A reporter quizzed me about the different skills required for writing animation rather than live action movies.
I said there are no differences.
He opined, however, that since animated films were designed for children, there had to be differences regarding, for example, the sorts of violence that could be depicted in one compared to the other.
I told him that there are only two genres. They are not 1) animation and 2) live action; they are not 1) children’s movies and 2) grownups’ movies.
They are 1) good movies and 2) bad movies.
One screenwriting pundit claims that there are sixteen or eighteen, or two dozen, or thirty genres, I forget precisely how many, and that each one has separate, distinct rules. Fortunately for writers everywhere, the rules are described in DVDs this fellow has produced that are – surprise! – available for purchase via his website.
When my children were young our family would go away for a week during the summer to Bruin Woods, UCLA’s family camp in the San Gabriel mountains. Throughout the week there were activities for kids and grownups. In keeping with this, on movie night there were two offerings: one for youngsters, another for oldsters.
Mom and our teen daughter would go off to the grownups' film, while I would take our young son to the childrens' screening, expecting to settle him in and then, once the movie got started, planning to move over to the room screening the grownups’ film.

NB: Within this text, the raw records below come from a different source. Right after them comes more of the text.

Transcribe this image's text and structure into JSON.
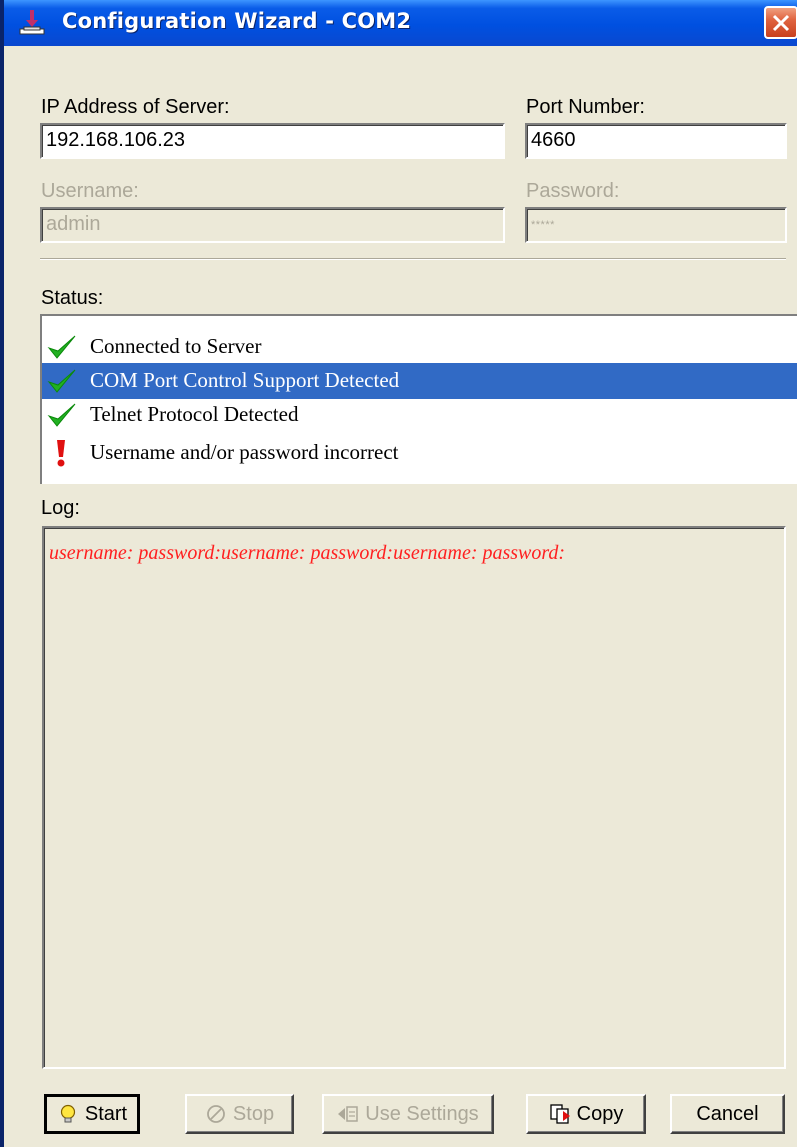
{
  "window": {
    "title": "Configuration Wizard - COM2",
    "icons": {
      "app": "port-plug-icon",
      "close": "close-icon"
    },
    "colors": {
      "titlebar": "#0054e3",
      "close": "#e06440",
      "face": "#ece9d8",
      "selection": "#316ac5"
    }
  },
  "server": {
    "ip_label": "IP Address of Server:",
    "ip_value": "192.168.106.23",
    "port_label": "Port Number:",
    "port_value": "4660"
  },
  "credentials": {
    "username_label": "Username:",
    "username_value": "admin",
    "password_label": "Password:",
    "password_value": "*****"
  },
  "status": {
    "label": "Status:",
    "items": [
      {
        "text": "Connected to Server",
        "icon": "green-check-icon",
        "selected": false
      },
      {
        "text": "COM Port Control Support Detected",
        "icon": "green-check-icon",
        "selected": true
      },
      {
        "text": "Telnet Protocol Detected",
        "icon": "green-check-icon",
        "selected": false
      },
      {
        "text": "Username and/or password incorrect",
        "icon": "red-exclamation-icon",
        "selected": false
      }
    ]
  },
  "log": {
    "label": "Log:",
    "text": "username: password:username: password:username: password:",
    "text_color": "#ff2020"
  },
  "buttons": {
    "start": "Start",
    "stop": "Stop",
    "use_settings": "Use Settings",
    "copy": "Copy",
    "cancel": "Cancel"
  }
}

Instead, however, invariably I ended up staying through the whole so-called kids' picture. I did this not in order to tend to my child, who was promptly caught up in whatever was showing and probably didn’t even know I was there, but because I was caught up in it myself.
It might be some Disney lost dog movie. It might be Toy Story. Whatever it was, it was just a good movie. It had characters worth caring about. It had dialogue worth listening to all for itself because it was peppy and punchy and provocative. But the dialogue was not there all for itself. At the same time as it charmed the ear, simultaneously it delivered story and character freight.
That sounds like two achievements, but it’s really only one. How else does one advance story other than to expand character? How does one advance character other than to expand story?
But what about animation and childrens' films? Don’t kids’ movies have to soft-peddle violence?
They do not. Childrens' narratives have always been not only Grimm, but grim.
Hansel and Gretel risk being roasted and eaten by a wicked old witch. Bambi’s mom is shot; the darling faun nearly loses his young life in a forest fire. Cinderella is tormented by a cruel stepmother and sadistic stepsisters. In kiddy narratives giants and goblins and trolls harass and oppress youthful characters perpetually.
The scariest movie ever? For me it’s the Disney animated feature Pinocchio, which I saw in its original release, when I was but a wee lad, maybe four years old, probably in the late 1940s growing up in Queens.
Above the desk in my writing studio I have a framed frame, an original cel from a Pinocchio pencil test. A pencil test was a hand drawn series of cels designed to test out a particular on-screen motion.
The cel in my writing room is from a sequence in which Pinocchio swims underwater. It’s got to be from the sequence where he is captured by the whale. Is its name Monstro?
My wife bought me the Pinocchio-swimming cel because 1) I’m an addictive, obsessive, compulsive swimmer who, over thirty five years at UCLA’s incomparable Sunset Canyon Recreation Center, has swum literally ten thousand miles, and 2) because Pinocchio is my all-time favorite movie.
Pinocchio’s scariest scene is not the business involving the whale, but the scene where Pinocchio is exiled to Donkey Island, where his ability to talk is replaced by the ability merely to bray. As he tries to speak, he strangles on his own tongue. He is capable of producing only grotesque choking sounds.
From that scene I have endured nightmares my whole life.
And that’s no lie.
Richard Walter teaches screenwriting at UCLA. For information regarding his summer on-campus screenwriting seminar, available to non-UCLA students, visit www.richardwalter.com.
Richard Walter Copyright © 2015